Research Lab Bench

About Us

Biophysics began as the Radiation Biophysics Section within the Department of Radiology, and James S. Hyde, PhD, was chief of that section. In 1992, the Radiation Biophysics Section became the Biophysics Research Institute under the direction of Dr. Hyde. The Institute of Biophysics received department status in 2003, under the leadership of Balaraman Kalyanaraman, PhD.
In January 1995, the MCW Graduate School of Biomedical Sciences was formally established, as was the official Biophysics Graduate Program. Through its evolution, the Department of Biophysics has remained committed to quality in research and graduate and postdoctoral training.

Researcher surveying samples in refrigeration


The Department of Biophysics occupies approximately 20,000 gross square feet on the second floor of the MACC Fund Research Center at the Medical College of Wisconsin. The space includes chemical, biochemical, and two tissue culture labs; an engineering complex; a microwave lab; six EPR spectroscopy labs; a machine shop; a lab for MRI and MRS (magnetic resonance spectroscopy) coil fabrication; and office space and preparation areas. Attached is a high-field magnetic resonance facility managed by the Center for Imaging Research.

Female studies brain image on monitor


The research interests of our faculty are broadly based, with strong programs in the following areas:
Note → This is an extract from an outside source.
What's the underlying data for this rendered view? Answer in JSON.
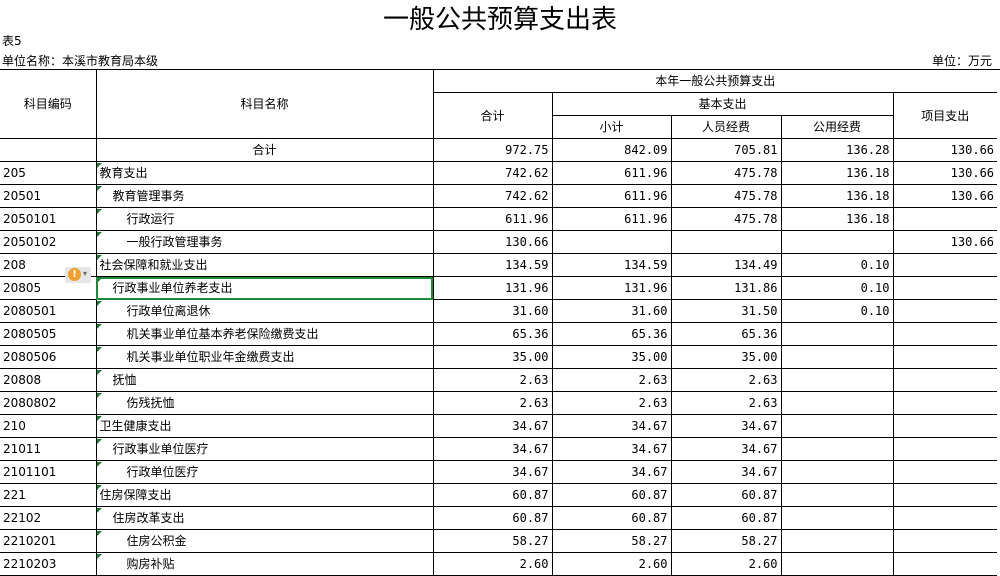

  • Free radicals and mitochondria, cancer bioenergetics, neuroprotective drugs; metallo antitumor agents; adducts and dynamics of copper complexes; EPR of mixed-valence centers in proteins
  • Site-directed spin labeling EPR spectroscopy of peptide–protein interactions, membrane protein structure and dynamics
  • Biological chemistry of nitric oxide and related species in physiology and pathology; oxidative biology of sickle cell disease
  • EPR instrumentation; functional MRI, functional connectivity MRI at high spatial resolution
  • Protein structure and functional dynamics studies using site-directed spin labeling EPR spectroscopy
  • Molecular mechanisms of protein function, particularly with respect to the functional role of protein conformational heterogeneity
  • MRI and data analysis to measure brain function and structural network organizations
  • Spin label studies on membrane dynamics and organization; spin label oximetry
  • Cell-specific redox mechanisms disrupting normal cellular homeostasis
  • Methods of detection of reactive oxygen and nitrogen species, development of new inhibitors of NADPH oxidases and other enzymes for cardioprotection, neuroprotection, and cancer treatment